While the inventory document gives you a place to include usernames and passwords, Korzec cautions against including passwords. “For one thing, those passwords may well have expired by the time the inventory is accessed,” he says. “But it’s also important to note that the person with your inventory may not be authorized under the law or terms of service to access those accounts,” he explains. “I would rather simply know where the accounts are, period.”
Checklist: The most critical digital assets
A true digital assets inventory is exhaustive, but to get a rough feel for the size of your digital estate, just jot down the key accounts and assets you own and use, organized by type.
|Access to banking and investing accounts will not only make your heirs' or executor's life easier, but also alert them to assets they may be unaware of.
Includes: Banks, brokerages, online payment tools, credit cards, digital wallets and non-fungible tokens (NFTs).
|If you own a business, your personal and work lives might be deeply intertwined — so securing your personal digital assets might also mean securing those of your business.
Includes: Tax software and documents, bookkeeping, IP, proprietary business software, client data, domain names you might personally have registered, backups and patents.
|You might want to make some personal data available to your heirs and executor — but some you might prefer to keep private.
Includes: Email accounts, texts, contacts, medical records, photos, digital music, loyalty programs, document scanner apps, streaming service accounts and online shopping accounts.
|Some social media accounts have settings that let you designate what happens to them if you die. Nonetheless, be sure to make your wishes known to your heirs and executor.
Includes: X, Facebook, Instagram, LinkedIn, etc.
One way of keeping this information safe is to save it on a separate, password-protected document. Tools such as a password vault can serve as a secured central storage location, not only for passwords but also for key account information and documents your heirs and executors may need to ensure a smooth transition. Alternately, you can write down the passwords and store them in a locked safe, a safe deposit box or with your attorney, Korzec says.
You might also want to look into designating a contact or other authorized user to recover passwords in the event of an emergency, for contacting insurance, canceling services or other tasks. However, as Korzec notes, your provider may not allow for this type of designation.
Whatever way you choose, it’s best to keep them separate from the inventory. When a fiduciary is named, that person should be granted access to both documents. Bear in mind that failed attempts to log into some password-protected accounts or documents can lock them — which is why experts recommend that whoever is going through the physical devices should first make copies of the hard drives.

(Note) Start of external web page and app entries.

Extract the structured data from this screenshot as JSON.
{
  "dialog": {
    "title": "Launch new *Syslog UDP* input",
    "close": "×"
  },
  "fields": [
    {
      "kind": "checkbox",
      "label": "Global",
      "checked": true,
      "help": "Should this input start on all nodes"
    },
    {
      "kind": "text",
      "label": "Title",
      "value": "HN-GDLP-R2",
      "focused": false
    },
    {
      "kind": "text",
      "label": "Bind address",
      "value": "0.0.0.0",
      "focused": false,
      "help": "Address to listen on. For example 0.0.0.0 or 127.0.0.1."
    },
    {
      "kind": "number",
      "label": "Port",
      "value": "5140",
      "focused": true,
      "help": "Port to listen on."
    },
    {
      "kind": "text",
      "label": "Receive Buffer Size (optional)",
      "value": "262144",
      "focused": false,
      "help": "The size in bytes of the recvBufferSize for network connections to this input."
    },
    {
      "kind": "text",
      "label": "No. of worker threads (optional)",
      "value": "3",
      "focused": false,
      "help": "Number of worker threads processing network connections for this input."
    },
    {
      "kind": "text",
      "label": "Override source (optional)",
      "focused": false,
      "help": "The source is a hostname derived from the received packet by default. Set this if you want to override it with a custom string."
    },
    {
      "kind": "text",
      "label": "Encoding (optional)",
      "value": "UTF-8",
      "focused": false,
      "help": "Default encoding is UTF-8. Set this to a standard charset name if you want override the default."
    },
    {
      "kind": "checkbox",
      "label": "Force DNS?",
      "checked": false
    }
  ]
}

Engage experts when you need to
In some cases, it may be worthwhile to engage a digital expert. “We actually have a third party we engage who, depending on the facts and circumstances, can assist us by examining a device to understand if there is a reference to a digital wallet or an NFT somewhere,” says Korzec. “We had one client who had a relatively valuable painting on consignment that no heirs knew about — until a forensic computing expert found a reference to it stored electronically,” he adds. “It turns out it was worth a significant amount.”
Revisit your plan from time to time. Just as you update your estate planning documents every couple of years or if something major changes, like a marriage or the birth of a grandchild, you’ll want to periodically take another look at your digital asset inventory.
Keeping track of those assets “isn’t really optional anymore,” Korzec believes. “But dealing with it now will ensure that your loved ones and heirs aren’t spending an already difficult time scrambling for passwords and account access for those assets — which is probably not the legacy you intended to leave.”